Human immunodeficiency virus (HIV) is a virus that damages the cells in an individual’s immune system and weakens their ability to fight everyday infections and disease. HIV is most frequently transmitted through sexual intercourse or by sharing needles or other drug injection equipment. The disease continues to be a major public health threat and has claimed 36.3 million lives to date, according to the World Health Organisation (WHO).

There is currently no cure for HIV, but those with access can seek effective prophylaxis medications that make the disease much more manageable and can prevent the spread of the virus between sexual partners. HIV testing is the first step in HIV awareness and engagement in prevention strategies. But as the Covid-19 pandemic caused the world to halt, healthcare services, and especially preventative services, were no longer a priority. As a result of the ongoing Covid-19 pandemic, GlobalData epidemiologists forecast that the diagnosed incidence of HIV will likely fall below pre-pandemic levels due to limited resources, poor access to and lower engagement with HIV testing.

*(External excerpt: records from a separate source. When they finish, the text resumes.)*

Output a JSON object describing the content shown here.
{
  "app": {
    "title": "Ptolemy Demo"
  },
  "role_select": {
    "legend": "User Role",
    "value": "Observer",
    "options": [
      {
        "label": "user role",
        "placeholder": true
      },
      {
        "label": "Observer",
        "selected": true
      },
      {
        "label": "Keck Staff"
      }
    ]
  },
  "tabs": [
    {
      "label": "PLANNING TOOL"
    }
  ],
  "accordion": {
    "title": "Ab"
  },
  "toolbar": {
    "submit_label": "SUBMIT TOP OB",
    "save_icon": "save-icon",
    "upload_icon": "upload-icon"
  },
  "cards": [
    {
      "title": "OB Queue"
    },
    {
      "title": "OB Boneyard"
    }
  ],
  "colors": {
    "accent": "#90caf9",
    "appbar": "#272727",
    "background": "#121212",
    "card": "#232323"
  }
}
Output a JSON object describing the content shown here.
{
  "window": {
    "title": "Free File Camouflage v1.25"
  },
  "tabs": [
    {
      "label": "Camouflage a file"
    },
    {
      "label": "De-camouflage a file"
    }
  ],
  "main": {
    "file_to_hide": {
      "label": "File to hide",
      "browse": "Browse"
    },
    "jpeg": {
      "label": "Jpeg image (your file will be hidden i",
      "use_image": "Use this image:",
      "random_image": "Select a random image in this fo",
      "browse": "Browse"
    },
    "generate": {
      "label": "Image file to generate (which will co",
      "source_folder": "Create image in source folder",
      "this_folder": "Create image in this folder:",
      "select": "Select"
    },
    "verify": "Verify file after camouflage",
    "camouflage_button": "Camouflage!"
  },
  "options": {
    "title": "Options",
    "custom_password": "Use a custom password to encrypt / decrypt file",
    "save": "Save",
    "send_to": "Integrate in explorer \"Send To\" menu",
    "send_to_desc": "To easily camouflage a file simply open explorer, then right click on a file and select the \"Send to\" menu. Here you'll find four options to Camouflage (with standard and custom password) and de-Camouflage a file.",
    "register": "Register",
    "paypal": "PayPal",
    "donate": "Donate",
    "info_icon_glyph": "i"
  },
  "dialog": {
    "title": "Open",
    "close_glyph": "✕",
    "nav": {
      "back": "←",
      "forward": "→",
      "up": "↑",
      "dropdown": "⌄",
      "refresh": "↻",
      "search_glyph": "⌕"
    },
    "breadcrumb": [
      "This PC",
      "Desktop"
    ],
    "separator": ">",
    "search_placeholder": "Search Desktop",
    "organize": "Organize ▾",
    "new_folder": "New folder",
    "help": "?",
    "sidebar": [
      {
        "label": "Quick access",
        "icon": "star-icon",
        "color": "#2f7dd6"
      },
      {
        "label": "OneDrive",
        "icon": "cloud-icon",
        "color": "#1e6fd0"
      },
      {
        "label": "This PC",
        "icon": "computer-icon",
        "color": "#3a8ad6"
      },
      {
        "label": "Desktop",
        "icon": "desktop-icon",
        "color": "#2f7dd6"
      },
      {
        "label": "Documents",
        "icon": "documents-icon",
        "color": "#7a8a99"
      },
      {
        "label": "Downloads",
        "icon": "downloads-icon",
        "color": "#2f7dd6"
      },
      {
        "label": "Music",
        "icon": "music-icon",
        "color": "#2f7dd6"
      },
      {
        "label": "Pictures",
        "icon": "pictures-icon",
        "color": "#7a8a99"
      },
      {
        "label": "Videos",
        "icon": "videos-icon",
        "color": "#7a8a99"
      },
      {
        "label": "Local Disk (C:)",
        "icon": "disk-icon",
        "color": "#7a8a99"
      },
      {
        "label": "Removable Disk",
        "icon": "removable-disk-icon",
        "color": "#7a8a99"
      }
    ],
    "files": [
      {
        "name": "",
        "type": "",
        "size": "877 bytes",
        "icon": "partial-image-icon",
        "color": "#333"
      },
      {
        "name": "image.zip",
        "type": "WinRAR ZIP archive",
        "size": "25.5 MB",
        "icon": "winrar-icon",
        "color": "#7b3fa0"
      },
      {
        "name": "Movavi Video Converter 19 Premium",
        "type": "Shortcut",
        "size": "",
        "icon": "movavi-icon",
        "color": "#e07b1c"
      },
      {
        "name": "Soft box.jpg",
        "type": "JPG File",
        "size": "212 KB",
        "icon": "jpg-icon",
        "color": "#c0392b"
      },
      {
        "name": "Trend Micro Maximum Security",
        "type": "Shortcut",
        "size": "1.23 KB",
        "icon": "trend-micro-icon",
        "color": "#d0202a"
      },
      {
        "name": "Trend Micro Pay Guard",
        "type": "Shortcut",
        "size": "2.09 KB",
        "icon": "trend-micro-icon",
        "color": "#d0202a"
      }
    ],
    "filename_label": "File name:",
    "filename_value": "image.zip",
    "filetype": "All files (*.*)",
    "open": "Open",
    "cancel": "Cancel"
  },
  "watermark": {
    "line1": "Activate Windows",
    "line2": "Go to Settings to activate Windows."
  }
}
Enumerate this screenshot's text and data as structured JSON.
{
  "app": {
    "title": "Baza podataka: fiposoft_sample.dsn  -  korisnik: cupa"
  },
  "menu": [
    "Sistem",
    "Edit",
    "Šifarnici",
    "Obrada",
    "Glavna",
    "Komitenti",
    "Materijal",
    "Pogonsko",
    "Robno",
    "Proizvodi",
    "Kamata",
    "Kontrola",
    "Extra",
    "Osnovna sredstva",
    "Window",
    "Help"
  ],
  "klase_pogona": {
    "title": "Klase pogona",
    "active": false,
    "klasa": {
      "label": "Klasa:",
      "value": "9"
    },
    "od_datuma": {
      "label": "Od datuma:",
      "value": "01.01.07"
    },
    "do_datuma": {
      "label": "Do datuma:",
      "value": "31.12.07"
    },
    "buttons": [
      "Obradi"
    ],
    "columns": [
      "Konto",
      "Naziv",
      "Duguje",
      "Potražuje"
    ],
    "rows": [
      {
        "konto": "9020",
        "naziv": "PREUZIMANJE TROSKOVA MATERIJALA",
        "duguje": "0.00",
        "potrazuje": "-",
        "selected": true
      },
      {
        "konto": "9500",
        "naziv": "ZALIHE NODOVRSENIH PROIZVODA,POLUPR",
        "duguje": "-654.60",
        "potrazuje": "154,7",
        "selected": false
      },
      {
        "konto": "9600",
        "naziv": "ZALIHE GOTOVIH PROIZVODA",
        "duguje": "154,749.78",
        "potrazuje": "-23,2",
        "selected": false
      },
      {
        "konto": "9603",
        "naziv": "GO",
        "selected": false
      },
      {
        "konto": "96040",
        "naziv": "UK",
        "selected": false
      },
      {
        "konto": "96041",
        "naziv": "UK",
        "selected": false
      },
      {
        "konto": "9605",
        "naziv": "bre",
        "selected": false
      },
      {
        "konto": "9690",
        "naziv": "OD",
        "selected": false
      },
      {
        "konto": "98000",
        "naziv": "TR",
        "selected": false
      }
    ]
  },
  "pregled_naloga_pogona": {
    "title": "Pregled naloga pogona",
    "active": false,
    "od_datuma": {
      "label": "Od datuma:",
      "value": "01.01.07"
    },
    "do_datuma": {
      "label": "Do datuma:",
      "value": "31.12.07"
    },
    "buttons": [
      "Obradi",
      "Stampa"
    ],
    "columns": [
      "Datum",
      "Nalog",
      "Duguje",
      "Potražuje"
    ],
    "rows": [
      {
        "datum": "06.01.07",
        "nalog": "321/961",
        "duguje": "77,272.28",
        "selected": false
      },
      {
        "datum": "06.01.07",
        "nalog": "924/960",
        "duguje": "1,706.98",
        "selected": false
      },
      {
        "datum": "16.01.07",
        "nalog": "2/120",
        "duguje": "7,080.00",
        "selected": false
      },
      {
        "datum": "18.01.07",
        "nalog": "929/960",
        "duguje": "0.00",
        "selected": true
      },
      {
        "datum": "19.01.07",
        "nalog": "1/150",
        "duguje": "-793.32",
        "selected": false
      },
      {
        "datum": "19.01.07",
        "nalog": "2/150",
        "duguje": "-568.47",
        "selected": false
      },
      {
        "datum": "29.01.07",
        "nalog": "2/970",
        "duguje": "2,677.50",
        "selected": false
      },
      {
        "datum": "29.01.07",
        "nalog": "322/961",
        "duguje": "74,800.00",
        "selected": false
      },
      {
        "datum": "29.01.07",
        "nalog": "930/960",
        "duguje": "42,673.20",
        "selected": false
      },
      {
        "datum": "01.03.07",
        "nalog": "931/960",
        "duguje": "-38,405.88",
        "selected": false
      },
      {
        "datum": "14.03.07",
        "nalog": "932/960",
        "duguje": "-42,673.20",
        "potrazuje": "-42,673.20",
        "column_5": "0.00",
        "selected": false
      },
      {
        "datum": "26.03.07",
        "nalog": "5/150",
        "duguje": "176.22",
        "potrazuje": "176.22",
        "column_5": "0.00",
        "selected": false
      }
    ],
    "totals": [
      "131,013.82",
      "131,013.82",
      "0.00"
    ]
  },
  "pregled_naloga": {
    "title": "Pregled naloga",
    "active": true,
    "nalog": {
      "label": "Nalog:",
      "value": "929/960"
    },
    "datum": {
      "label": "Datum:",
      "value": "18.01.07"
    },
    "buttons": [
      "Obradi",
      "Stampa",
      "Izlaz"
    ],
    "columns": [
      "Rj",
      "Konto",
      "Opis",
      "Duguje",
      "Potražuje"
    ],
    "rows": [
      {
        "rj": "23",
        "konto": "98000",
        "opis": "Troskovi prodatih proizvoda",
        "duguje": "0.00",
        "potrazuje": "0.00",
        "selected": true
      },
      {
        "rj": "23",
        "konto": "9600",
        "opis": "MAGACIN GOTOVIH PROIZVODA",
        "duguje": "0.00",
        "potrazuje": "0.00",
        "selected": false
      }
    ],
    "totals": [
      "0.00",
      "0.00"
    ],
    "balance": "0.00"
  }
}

A 2022 study published by DiNenno and colleagues in the Centres for Disease Control and Prevention’s (CDC) Morbidity and Mortality Weekly Report (MMWR) compared the numbers of HIV tests and new diagnoses of HIV in the US from 2019 to 2020. The data used for the analysis were collected from four different HIV testing data sources (as shown in Figures 1 and 2). Throughout 2019, the weekly number of tests remained stable at approximately 200,000 tests, and in early 2020, testing volumes exceeded that of 2019. But as the pandemic hit in March 2020 and Covid-19 lockdown restrictions began, testing volumes declined by as much as 50% when compared with the levels observed during 2019, as reported by the CDC National HIV Prevention Program Monitoring and Evaluation testing regime (Figure 1).

In addition, diagnosed incident cases of HIV in 2020 were significantly lower than in 2019. The CDC National HIV Surveillance System (NHSS) reported that the new diagnoses of HIV in the US reduced by 17% from 36,940 cases in 2019 to 30,635 cases in 2020 (Figure 2). This reduction was mirrored by the reduction in testing shown in Figure 1.

GlobalData epidemiologists initially forecast that the diagnosed incident cases of HIV would be 43,700 in 2019, which would decrease to 43,000 cases in 2020. But considering the impact of the pandemic on HIV testing, GlobalData epidemiologists forecast that cases will likely be lower than expected over the next three to five years until engagement in HIV testing returns to pre-pandemic levels.

To compensate for testing and diagnoses missed during the Covid-19 pandemic, it is essential that state and local health departments focus on increasing access and education regarding HIV testing. It is important that the CDC guidance on annual testing is resumed in a Covid-safe environment, and that there is increased accessibility to self-testing outside of healthcare settings. This will likely increase the diagnosed incident cases of HIV, but will also mean that there is an increased awareness of HIV status and, therefore, reduce the transmission of the disease.